One thing that you should understand about Donne’s romantic poetry, is that while his stark images of compasses and spheres may seem foreign to you, they were also alien to his predecessors too. So, if you’re struggling to comprehend his enigmatic poetry, not to fear! Because John Donne’s poetic peers didn’t initially get it either.
The reason for this is because Donne refused to conform to the poetic conventions of the time. The poet emerged as an idiosyncratic in the Elizabethan era, the Renaissance. Unlike his contemporaries, he didn’t employ elaborate descriptions of symbol natural landscapes, classical myths and female beauty.
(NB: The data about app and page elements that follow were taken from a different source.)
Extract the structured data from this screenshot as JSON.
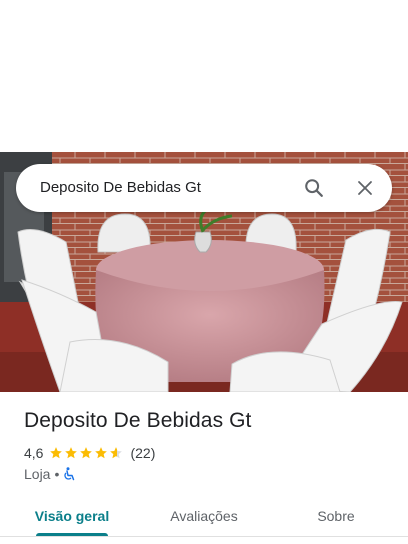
{
  "search": {
    "query": "Deposito De Bebidas Gt",
    "search_icon": "search-icon",
    "close_icon": "close-icon"
  },
  "place": {
    "name": "Deposito De Bebidas Gt",
    "rating": "4,6",
    "stars_value": 4.6,
    "review_count": "(22)",
    "category": "Loja",
    "separator": "•",
    "accessibility_icon": "wheelchair-icon"
  },
  "tabs": [
    {
      "label": "Visão geral",
      "active": true
    },
    {
      "label": "Avaliações",
      "active": false
    },
    {
      "label": "Sobre",
      "active": false
    }
  ],
  "colors": {
    "accent": "#0b7f8a",
    "star": "#fbbc04",
    "accessibility": "#1a73e8"
  }
}
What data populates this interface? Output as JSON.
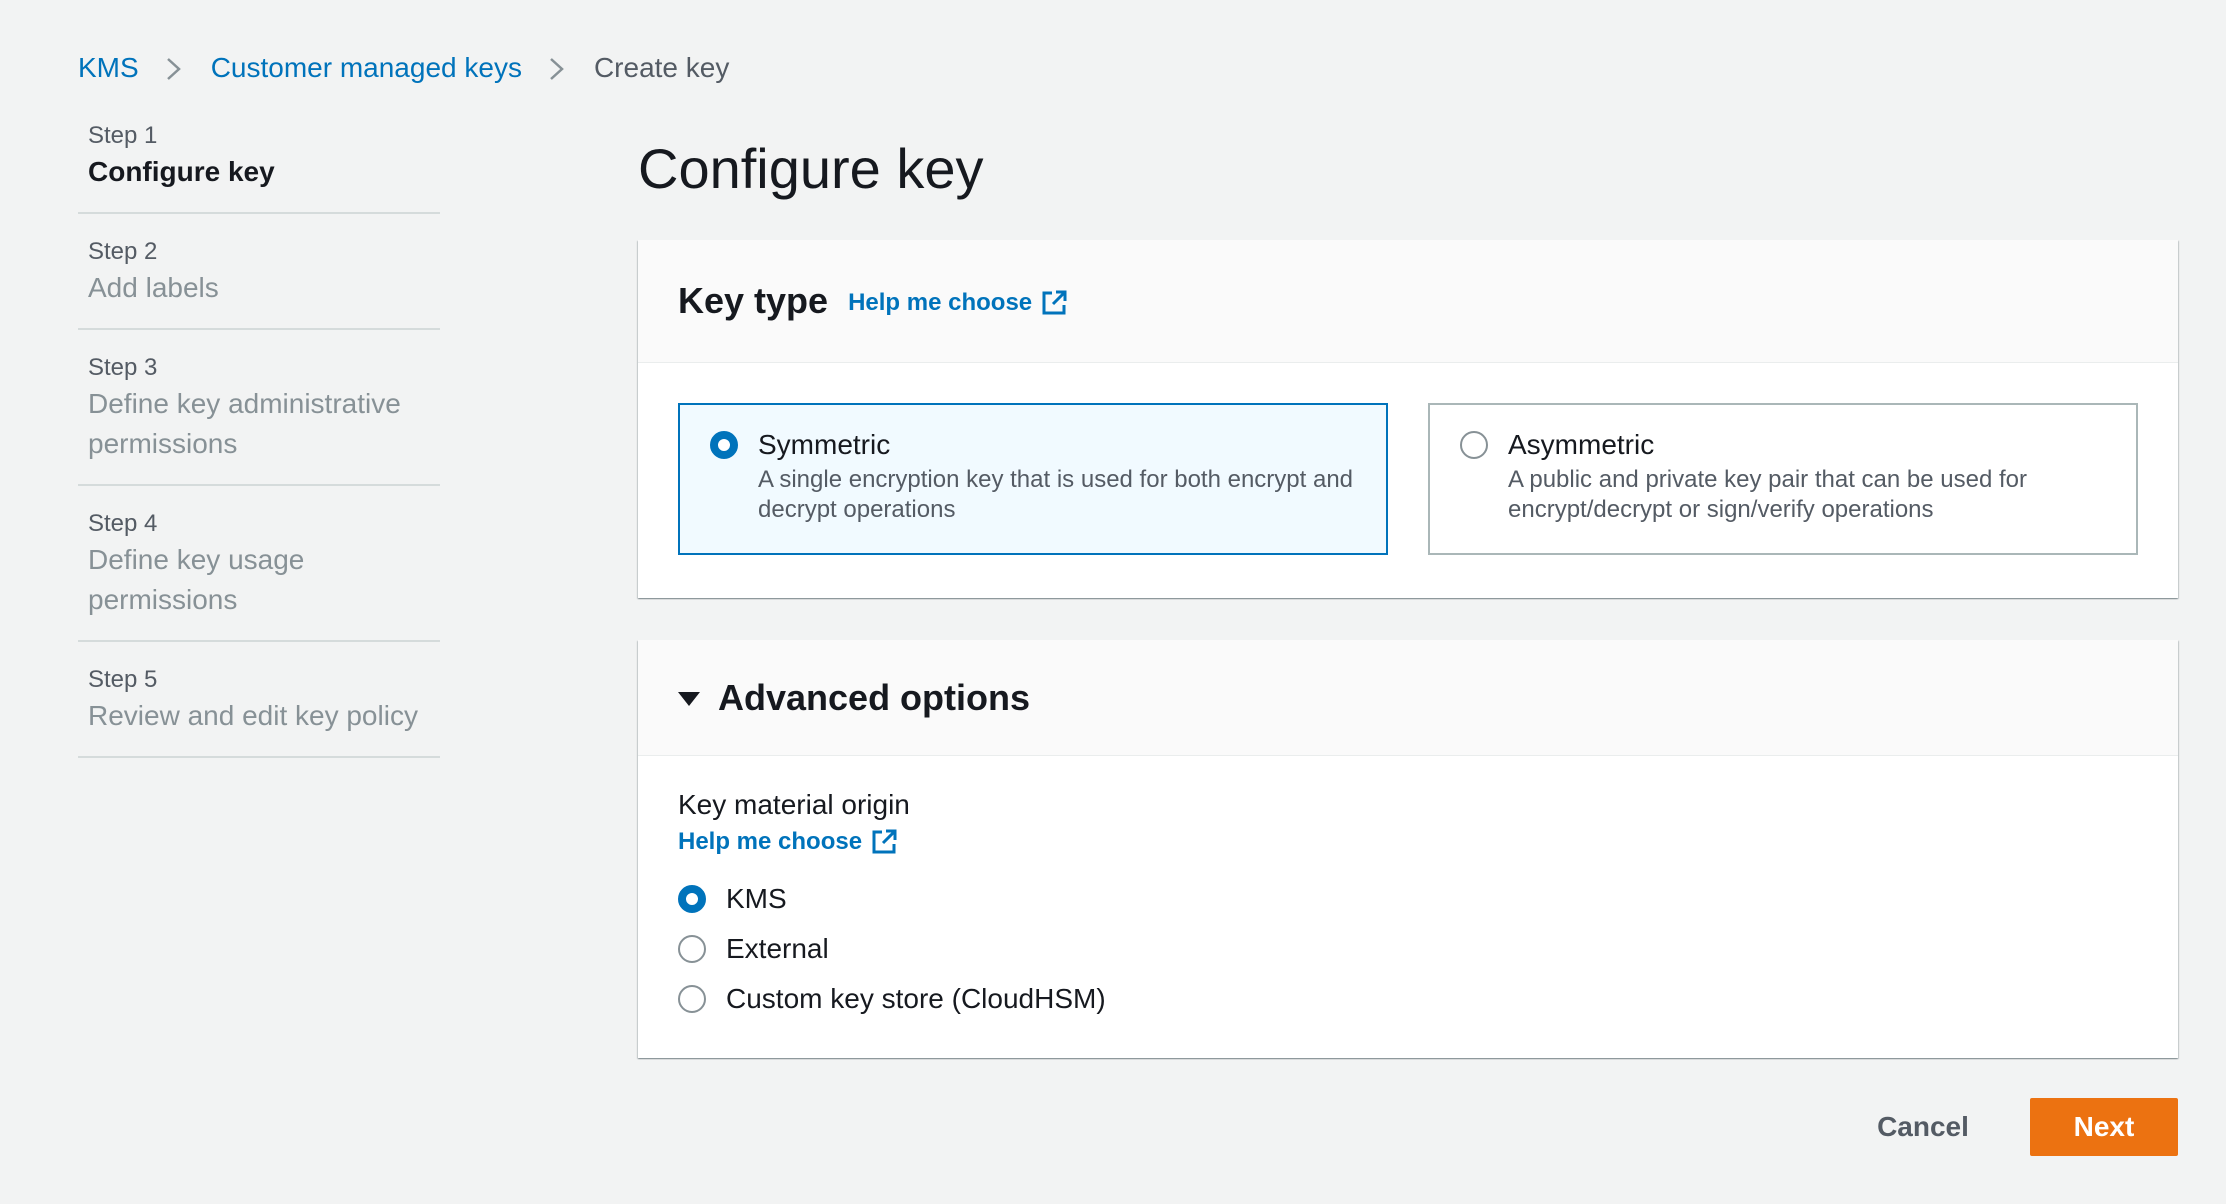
{
  "breadcrumb": {
    "items": [
      {
        "label": "KMS"
      },
      {
        "label": "Customer managed keys"
      },
      {
        "label": "Create key"
      }
    ]
  },
  "steps": [
    {
      "number": "Step 1",
      "label": "Configure key",
      "active": true
    },
    {
      "number": "Step 2",
      "label": "Add labels",
      "active": false
    },
    {
      "number": "Step 3",
      "label": "Define key administrative permissions",
      "active": false
    },
    {
      "number": "Step 4",
      "label": "Define key usage permissions",
      "active": false
    },
    {
      "number": "Step 5",
      "label": "Review and edit key policy",
      "active": false
    }
  ],
  "page_title": "Configure key",
  "key_type": {
    "title": "Key type",
    "help_link": "Help me choose",
    "options": [
      {
        "title": "Symmetric",
        "description": "A single encryption key that is used for both encrypt and decrypt operations",
        "selected": true
      },
      {
        "title": "Asymmetric",
        "description": "A public and private key pair that can be used for encrypt/decrypt or sign/verify operations",
        "selected": false
      }
    ]
  },
  "advanced": {
    "title": "Advanced options",
    "field_label": "Key material origin",
    "help_link": "Help me choose",
    "options": [
      {
        "label": "KMS",
        "selected": true
      },
      {
        "label": "External",
        "selected": false
      },
      {
        "label": "Custom key store (CloudHSM)",
        "selected": false
      }
    ]
  },
  "footer": {
    "cancel_label": "Cancel",
    "next_label": "Next"
  },
  "colors": {
    "link": "#0073bb",
    "primary_button": "#ec7211",
    "selected_tile_bg": "#f1faff"
  }
}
The reason for this was because Donne did not believe in the one-sided love and emotional frustrations that his contemporaries tried so hard to convey in such imagery.
Donne’s poetry was so different because he rejected and even openly mocked the idea of such a high-minded religious worship in literary romance. In “A Valediction Forbidding Mourning,” Donne criticises the “tear-floods” and “sigh-tempests” of the “dull sublunary lovers.”. In a similar vein, Donne satirises the “sighs” and “tears” (The Canonisation) so prevalent in Petrarchan works.
Instead, Donne advocated for a different kind of love. He espoused a love that comprised of the Body and the Soul, which was a dominant intellectual issue in the literary treatment of love in the 1590s. More specifically, Donne embraced the balance between Platonic love and the Ovidian love.
Platonic: Platonic love is essentially love that surpasses the mere sensual and physical. It is a very spiritual concept and is based on reason, affection, respect, intellect and compatibility.
Ovidian: Ovidian love
The idea of balance derived from discoveries being made about the human body during the Elizabethan era. The Renaissance was fundamentally a time of discovery (particularly in the area of science). Elizabethans believed that elements in the body needed to be balanced,
Top Tip: When you’re analysing John Donne’s poetry and writing essays, be aware of Donne’s overarching message in his romantic poetry. Most explanations about his use transcendent relationship with his lover is thus determined by obtaining a balance between the spiritual and earthly pleasures. Most examination questions will leave room for to discuss the connection between the material and the divine world! Make sure to understand this, because this is a huge component to his poetry.